By Margot Fass
September 12, 2017

Friday, June 9th, Into the jungle, (1st photo not withstanding)

Jaime, professional wildlife photographer and guide, arrived at Villa DaFiore just in time for the group photo in the previous blog.  He is a good friend of Chelsea’s, and helped her while she was living in Ecuador. Jaime was born in Spain, but stayed once he came to Ecuador to stay.  He says that his English is poor, and he talks English as quickly as he speaks Spanish, so it was hard to follow him sometimes in either language.  It was easy to read his body language, though, as an exuberant, happy person who enjoys telling and playing jokes, and showing and telling about his wilderness discoveries. This is the dragon Jaime is about to slay, (in the kindest and gentlest of ways.) 

Photo Credit, Jaime Culebras

We were less than an hour out of Quito, driving past the Cayambe Coca Ecological Reserve, when Jaime with his sharp eyes spotted a few black dots on a hill, and asked the bus driver to stop.  Can YOU see them?

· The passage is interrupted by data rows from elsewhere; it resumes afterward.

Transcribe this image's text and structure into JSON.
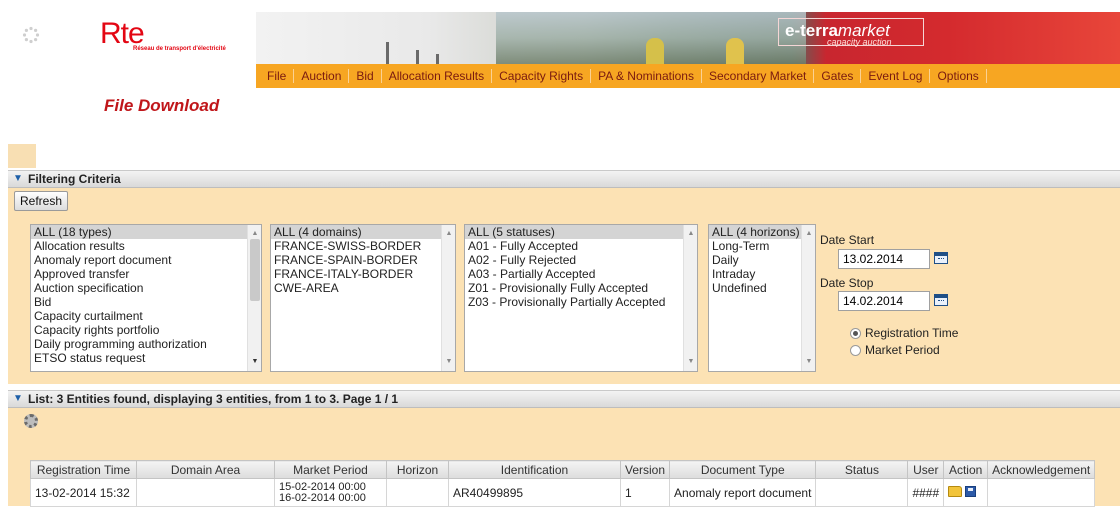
{
  "brand": {
    "logo_text": "Rte",
    "logo_subtitle": "Réseau de transport d'électricité",
    "product_name_bold": "e-terra",
    "product_name_italic": "market",
    "product_tagline": "capacity auction"
  },
  "menu": [
    {
      "label": "File"
    },
    {
      "label": "Auction"
    },
    {
      "label": "Bid"
    },
    {
      "label": "Allocation Results"
    },
    {
      "label": "Capacity Rights"
    },
    {
      "label": "PA & Nominations"
    },
    {
      "label": "Secondary Market"
    },
    {
      "label": "Gates"
    },
    {
      "label": "Event Log"
    },
    {
      "label": "Options"
    }
  ],
  "page_title": "File Download",
  "filter": {
    "header": "Filtering Criteria",
    "refresh_label": "Refresh",
    "types": [
      "ALL (18 types)",
      "Allocation results",
      "Anomaly report document",
      "Approved transfer",
      "Auction specification",
      "Bid",
      "Capacity curtailment",
      "Capacity rights portfolio",
      "Daily programming authorization",
      "ETSO status request"
    ],
    "domains": [
      "ALL (4 domains)",
      "FRANCE-SWISS-BORDER",
      "FRANCE-SPAIN-BORDER",
      "FRANCE-ITALY-BORDER",
      "CWE-AREA"
    ],
    "statuses": [
      "ALL (5 statuses)",
      "A01 - Fully Accepted",
      "A02 - Fully Rejected",
      "A03 - Partially Accepted",
      "Z01 - Provisionally Fully Accepted",
      "Z03 - Provisionally Partially Accepted"
    ],
    "horizons": [
      "ALL (4 horizons)",
      "Long-Term",
      "Daily",
      "Intraday",
      "Undefined"
    ],
    "date_start_label": "Date Start",
    "date_start_value": "13.02.2014",
    "date_stop_label": "Date Stop",
    "date_stop_value": "14.02.2014",
    "radio_registration_label": "Registration Time",
    "radio_market_label": "Market Period",
    "selected_radio": "registration"
  },
  "list": {
    "header": "List: 3 Entities found, displaying 3 entities, from 1 to 3. Page 1 / 1",
    "columns": [
      "Registration Time",
      "Domain Area",
      "Market Period",
      "Horizon",
      "Identification",
      "Version",
      "Document Type",
      "Status",
      "User",
      "Action",
      "Acknowledgement"
    ],
    "rows": [
      {
        "registration_time": "13-02-2014 15:32",
        "domain_area": "",
        "market_period_start": "15-02-2014 00:00",
        "market_period_end": "16-02-2014 00:00",
        "horizon": "",
        "identification": "AR40499895",
        "version": "1",
        "document_type": "Anomaly report document",
        "status": "",
        "user": "####",
        "acknowledgement": ""
      }
    ]
  },
  "colors": {
    "menu_bg": "#f7a622",
    "panel_bg": "#fce2b4",
    "title_red": "#c0161a"
  }
}
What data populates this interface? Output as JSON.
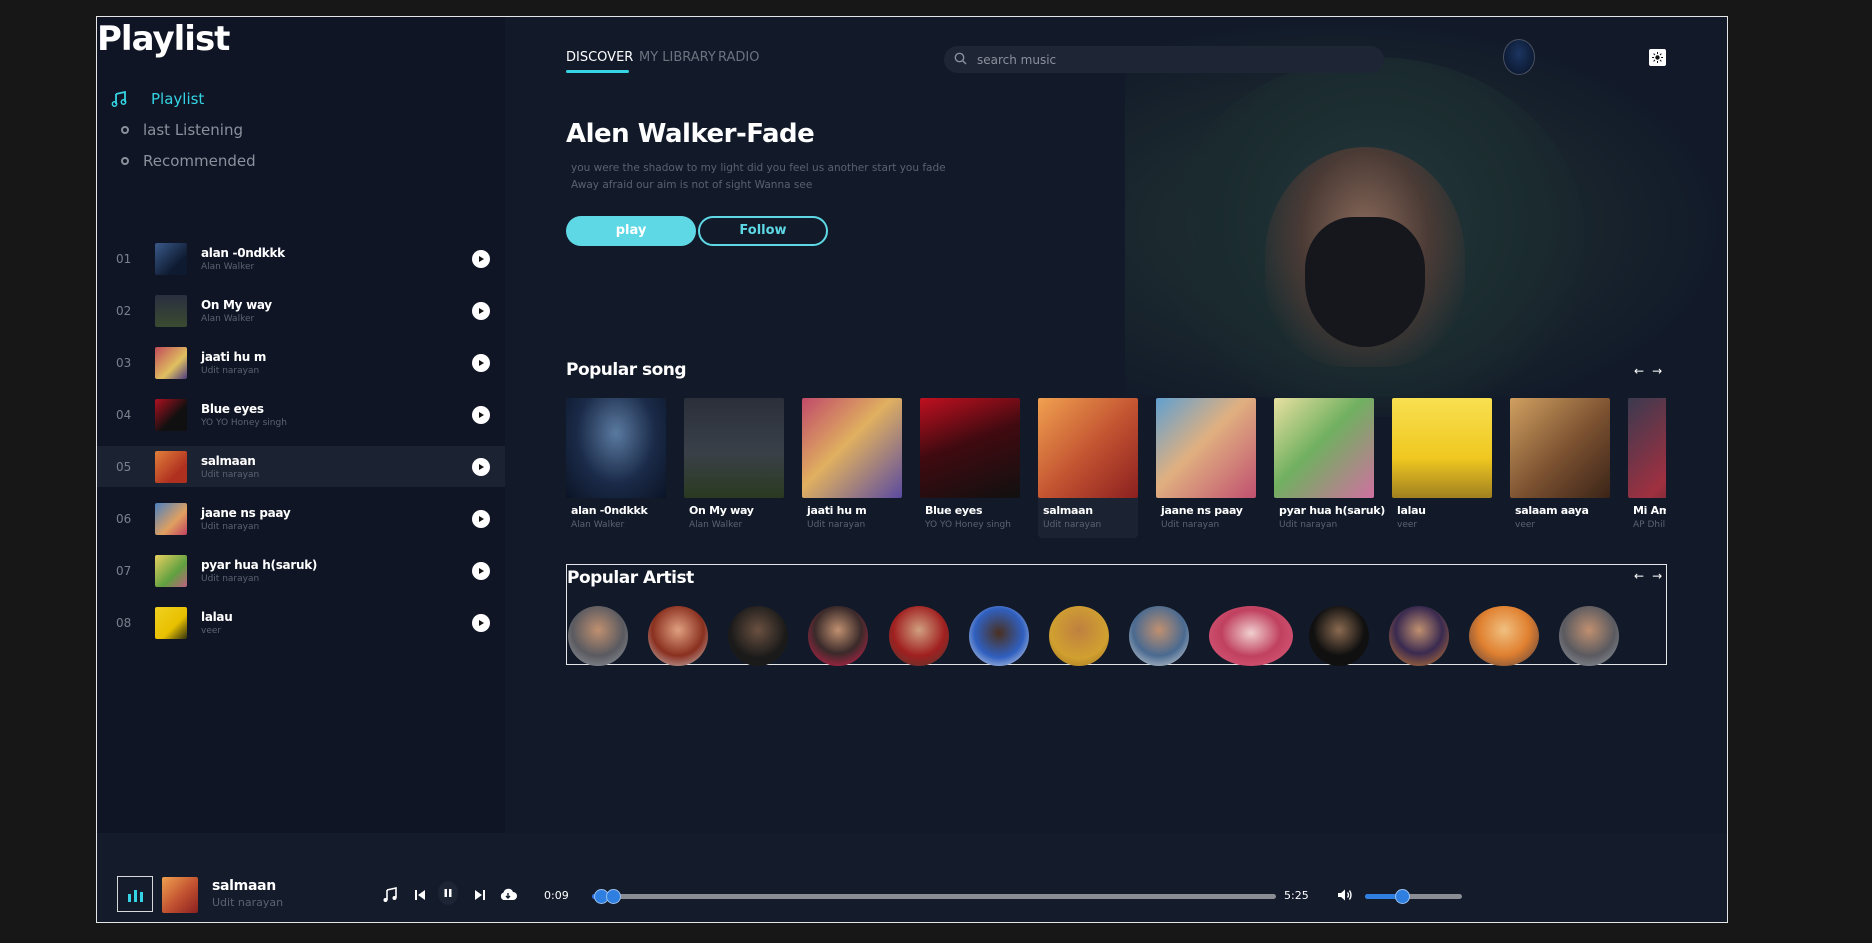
{
  "app": {
    "title": "Playlist"
  },
  "sidebar": {
    "nav": [
      {
        "label": "Playlist",
        "active": true
      },
      {
        "label": "last Listening",
        "active": false
      },
      {
        "label": "Recommended",
        "active": false
      }
    ],
    "tracks": [
      {
        "num": "01",
        "title": "alan -0ndkkk",
        "artist": "Alan Walker"
      },
      {
        "num": "02",
        "title": "On My way",
        "artist": "Alan Walker"
      },
      {
        "num": "03",
        "title": "jaati hu m",
        "artist": "Udit narayan"
      },
      {
        "num": "04",
        "title": "Blue eyes",
        "artist": "YO YO Honey singh"
      },
      {
        "num": "05",
        "title": "salmaan",
        "artist": "Udit narayan",
        "active": true
      },
      {
        "num": "06",
        "title": "jaane ns paay",
        "artist": "Udit narayan"
      },
      {
        "num": "07",
        "title": "pyar hua h(saruk)",
        "artist": "Udit narayan"
      },
      {
        "num": "08",
        "title": "lalau",
        "artist": "veer"
      }
    ]
  },
  "header": {
    "tabs": [
      {
        "label": "DISCOVER",
        "active": true
      },
      {
        "label": "MY LIBRARY",
        "active": false
      },
      {
        "label": "RADIO",
        "active": false
      }
    ],
    "search_placeholder": "search music"
  },
  "hero": {
    "title": "Alen Walker-Fade",
    "lyrics_line1": "you were the shadow to my light did you feel us another start you fade",
    "lyrics_line2": "Away afraid our aim is not of sight Wanna see",
    "play_label": "play",
    "follow_label": "Follow"
  },
  "popular_songs": {
    "title": "Popular song",
    "items": [
      {
        "title": "alan -0ndkkk",
        "artist": "Alan Walker"
      },
      {
        "title": "On My way",
        "artist": "Alan Walker"
      },
      {
        "title": "jaati hu m",
        "artist": "Udit narayan"
      },
      {
        "title": "Blue eyes",
        "artist": "YO YO Honey singh"
      },
      {
        "title": "salmaan",
        "artist": "Udit narayan",
        "active": true
      },
      {
        "title": "jaane ns paay",
        "artist": "Udit narayan"
      },
      {
        "title": "pyar hua h(saruk)",
        "artist": "Udit narayan"
      },
      {
        "title": "lalau",
        "artist": "veer"
      },
      {
        "title": "salaam aaya",
        "artist": "veer"
      },
      {
        "title": "Mi Amor",
        "artist": "AP Dhillon"
      }
    ]
  },
  "popular_artists": {
    "title": "Popular Artist"
  },
  "player": {
    "title": "salmaan",
    "artist": "Udit narayan",
    "current_time": "0:09",
    "duration": "5:25",
    "progress": 0.03,
    "volume": 0.38
  },
  "colors": {
    "accent": "#35d4e4",
    "bg": "#0f1524",
    "slider": "#2e7fe0"
  },
  "icons": [
    "music-note-icon",
    "search-icon",
    "play-icon",
    "pause-icon",
    "previous-icon",
    "next-icon",
    "download-icon",
    "volume-icon",
    "arrow-left-icon",
    "arrow-right-icon",
    "theme-icon",
    "equalizer-icon"
  ]
}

The dots, seen through binoculars, were actually bears, as Jaime correctly predicted. The only bear in South America is the Oso de Antes Ojos, or Spectacled Bear, also known as the Andean (short-faced) Bear.  The bears are considered vulnerable, and are radio collared for tracking. Jaime says he has only seen 6 in 6 years. Gradually, we were able to make out three bears in a group in the middle of the hill, who proceeded to run up a trail as we got back onto the bus.

Our drive to Suchipakari took about four hours with a stop or two.

When we got close to our destination, we saw that the bridge to the little town was closed to buses (see the low hanging yellow bar across the entrance),

so we transferred into 4 or 5 taxis, bounced up a road for a half hour or so to a “taxi stand”, and then walked on an attractive path to the lodge for 15 minutes.  The staff went back and forth between this drop off point and the lodge. bringing the luggage either on their shoulders or in wheelbarrows.   

A delicious lunch was served to us on the patio.  In Ecuador, most meals begin with a hot soup, and were always yummy in their variety.  Yucca and plantain were abundantly used for every eating purpose. After lunch, we had time to settle in to our lodges before our first group adventure.